Protesters gathered at the Queen Elizabeth Hospital in King’s Lynn.

Protesters gathered at the Queen Elizabeth Hospital in King’s Lynn to protest that nothing had been done to replace the crumbling building. - Credit: Ella Wilkinson

Protestors gathered outside of the Queen Elizabeth Hospital as part of a campaign to see a new facility built in west Norfolk.   

The QEH in King’s Lynn, has treated royalty, and in the wake of Prince Philip’s death, protestors decided they would still gather to show the strength of feeling among the community for the build of a new site. 

This comes after a campaign was launched by this newspaper, following reports that the hospital, which was built in the 1970s, is falling apart - with parts of the roof currently propped up to stop it from collapsing.  

Jo Ruse at the protest to encourage a rebuild of the Queen Elizabeth Hospital in King’s Lynn.

Jo Rust, Secretary of King’s Lynn and District Trades council, at the protest to encourage a rebuild of the Queen Elizabeth Hospital in King’s Lynn. - Credit: Ella Wilkinson

Jo Rust, secretary of the King’s Lynn and District Trades Council, who led the protest on Sunday, said: “There are four of us here today but we totally understand and respects people's right not to turn up because of the death of Prince Philip.  

“However, we felt that bearing in mind this is a hospital that royalty have had to use, it's vital that we show the strength of feeling there is around saving our local hospital. 

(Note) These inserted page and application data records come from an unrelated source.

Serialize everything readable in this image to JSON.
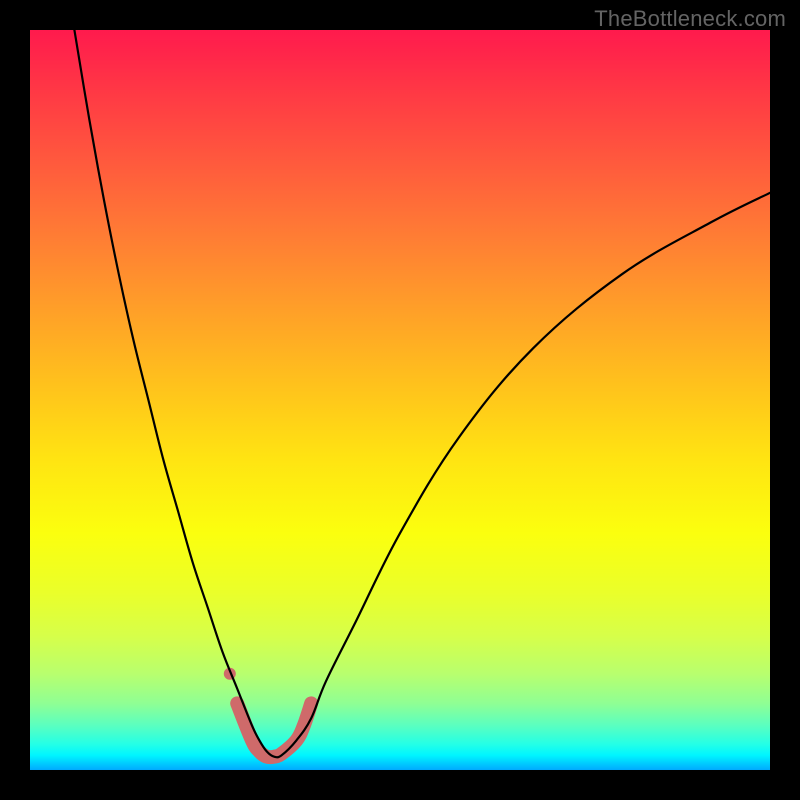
{
  "attribution": "TheBottleneck.com",
  "chart_data": {
    "type": "line",
    "title": "",
    "xlabel": "",
    "ylabel": "",
    "xlim": [
      0,
      100
    ],
    "ylim": [
      0,
      100
    ],
    "legend": false,
    "grid": false,
    "background": {
      "gradient_axis": "y",
      "stops": [
        {
          "pos": 0,
          "color": "#ff1a4d"
        },
        {
          "pos": 50,
          "color": "#ffe412"
        },
        {
          "pos": 98,
          "color": "#00f6ff"
        }
      ]
    },
    "series": [
      {
        "name": "bottleneck-curve",
        "color": "#000000",
        "x": [
          6,
          8,
          10,
          12,
          14,
          16,
          18,
          20,
          22,
          24,
          26,
          28,
          30,
          31,
          32,
          33,
          34,
          36,
          38,
          40,
          44,
          50,
          58,
          68,
          80,
          92,
          100
        ],
        "y": [
          100,
          88,
          77,
          67,
          58,
          50,
          42,
          35,
          28,
          22,
          16,
          11,
          6,
          4,
          2.5,
          1.8,
          2,
          4,
          7,
          12,
          20,
          32,
          45,
          57,
          67,
          74,
          78
        ]
      }
    ],
    "annotations": [
      {
        "name": "optimal-range-highlight",
        "type": "path",
        "color": "#cf6a6a",
        "stroke_width": 14,
        "x": [
          28,
          30,
          31,
          32,
          33,
          34,
          36,
          37,
          38
        ],
        "y": [
          9,
          4,
          2.5,
          1.8,
          1.8,
          2.2,
          4,
          6,
          9
        ]
      },
      {
        "name": "optimal-dot",
        "type": "point",
        "color": "#cf6a6a",
        "x": 27,
        "y": 13,
        "radius": 6
      }
    ]
  }
}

“We are really glad the EDP has started this campaign, but the problems aren't new for the people of King’s Lynn. 


You may also want to watch:


“The serious issue is, a new hospital would probably take a decade to come to fruition so in the meantime we must have a fully funded maintenance programme so staff can come to work free from the fear that their workplace is dangerous.” 

John Hunt, at the Queen Elizabeth Hospital in King’s Lynn protesting for the hospital to be rebuilt.

Trade Union representative, John Hunt, at the Queen Elizabeth Hospital in King’s Lynn protesting for the hospital to be rebuilt. - Credit: Ella Wilkinson

The QEH was not included in a list of 40 hospitals being given funding for new builds or renovations, in two five-year improvement programmes announced by the government last year. 

Most Read

It is one of 16 waiting to see if they will be awarded one of eight new builds planned between 2030 - 2035, having missed out in HIP (Health Improvement Plan) one and two. 

Ms Rust added: “Not only will we have areas that are shut off, we won’t have the clinicians there to do those jobs and it will be harder to recruit to the QEH.

"It’s incredibly time sensitive. This process should have started a decade ago. 

“The people of King’s Lynn and West Norfolk should quite rightly be angry.

“I want Matt Hancock to tell us that we are getting a new hospital and a fully funded maintenance programme.” 

Become a Supporter

This newspaper has been a central part of community life for many years. Our industry faces testing times, which is why we're asking for your support. Every contribution will help us continue to produce local journalism that makes a measurable difference to our community.

Become a Supporter
Comments powered by Disqus